TV Azteca has 31% of the 465 television concessions in México. The auction of the state channels and the granting of further concessions to TV Azteca further strengthen their connection, it owns Azteca banks, Azteca insurance, programing pay television, live theater, news channels, Azteca music, an acting school, Azteca consumer products, Azteca internet, Azteca series, Azteca sports, etc. TV Azteca is another company which serves the government however to a much lesser extent than Televisa. TV Azteca receives lucrative contracts from the Mexican government, therefore the information that emits is controlled by the actual government; the news, emitted by TV Azteca is 25% news bulletins that come from advertising, infotainment relying on celebrities and biased editorials. In Mexico: Outside Mexico: Azteca América: U. S. channel with programming from TV Azteca's three television national networks in Mexico and local news KAZA-TV used to be the flagship of Azteca America from 2001-2018 but was sold to Chicago-based Weigel Broadcasting, which stripped KAZA of its flagship status, was replaced by MeTV as an O&O. Az Noticias Az Clic!

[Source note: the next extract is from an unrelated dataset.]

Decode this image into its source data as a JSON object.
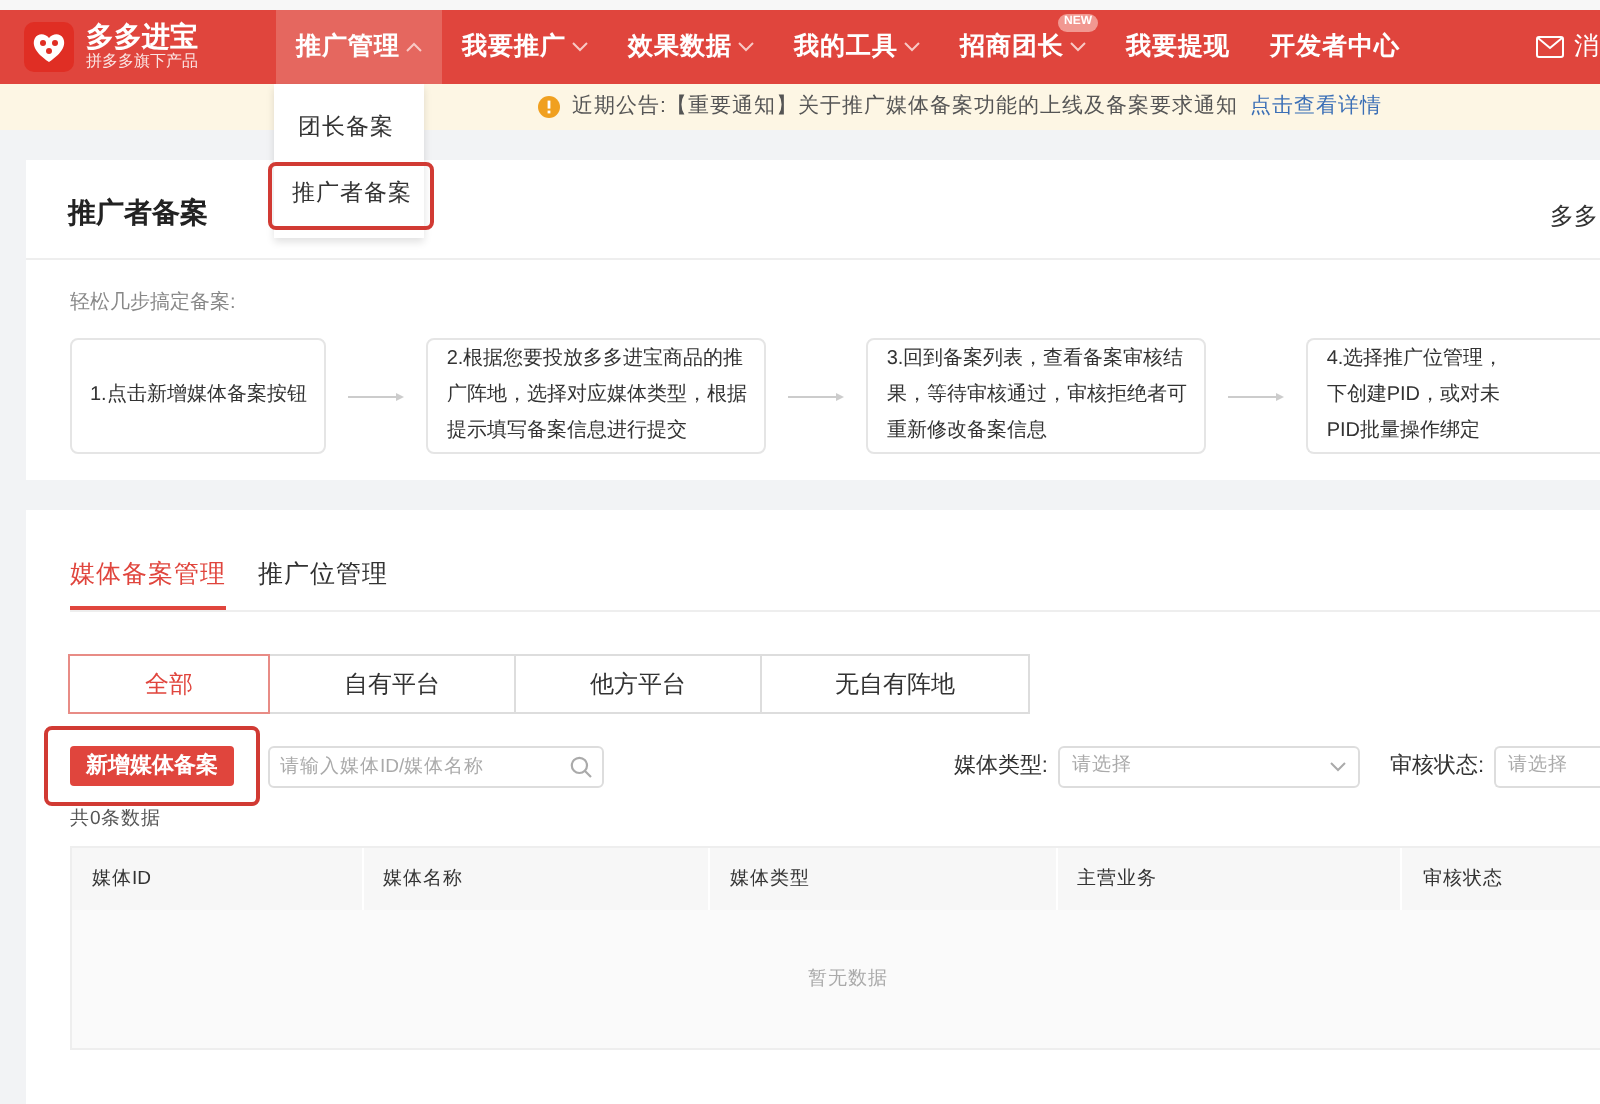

Az Mundo Az Corazón Az Cinema Azteca Trece -1 hora Azteca Trece -2 horas Romanza+ África - African channel On 5 January 2005, the U. S. Securities and Exchange Commission accused TV Azteca executives of having profited from a multimillion-dollar debt fraud committed by TV Azteca and another company in which they held stock; the charges were among the first brought under the provisions of the Sarbanes-Oxley Act of 2002, introduced in the wake of the corporate financial scandals of that year. The Federal Radio and Television Law was a bill concerning the licensing and regulation of the electromagnetic spectrum; the LFRT was favorable to both TV Azteca and Televisa because it allowed them to renew their licenses without paying for them. According to The Economist, the Ley Federal de Radio y Televisión "raced through Congress confirming the country's longstanding television duopoly" and constituted a "giveaway of radio spectrum and a provision that allows broadcasting licenses to be renewed more or less automatically".

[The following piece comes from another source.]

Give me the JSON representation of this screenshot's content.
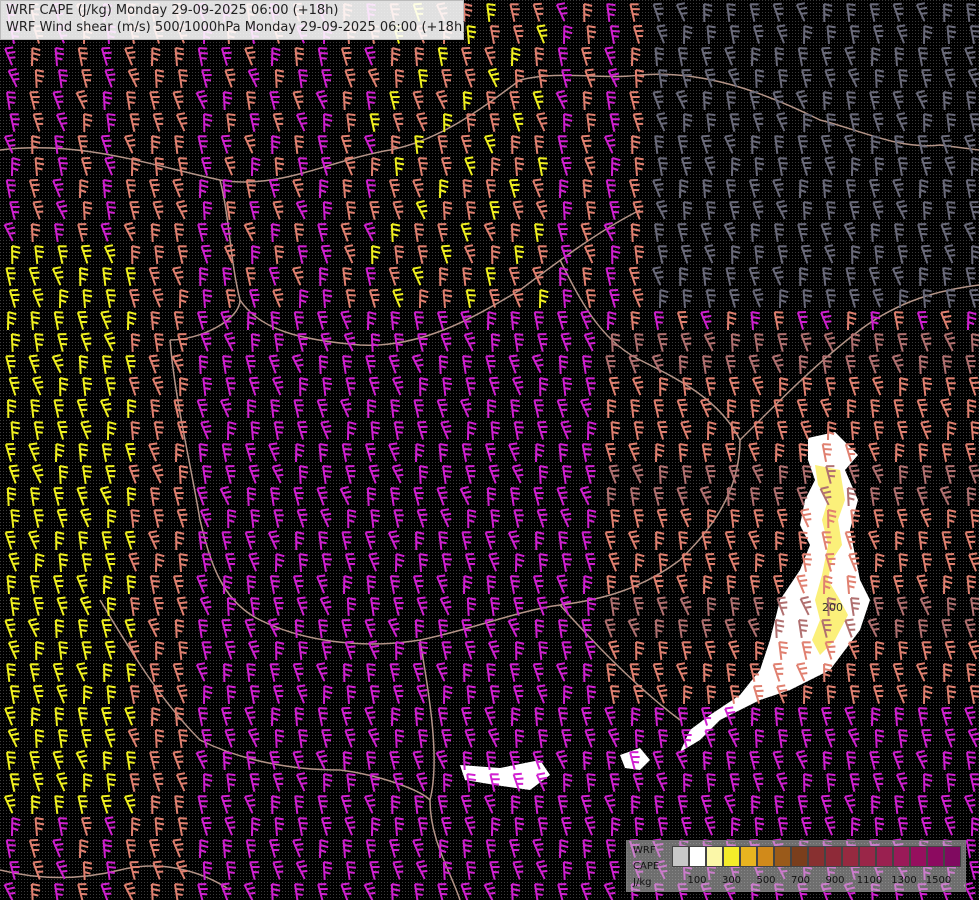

In February 2012, TV Azteca networks were dropped by Mexican cable-TV carriers representing more than 4 million subscribers in a carriage dispute over terms. Cable operators claimed that Azteca wanted to charge a fee by packaging its over-the-air stations with cable netw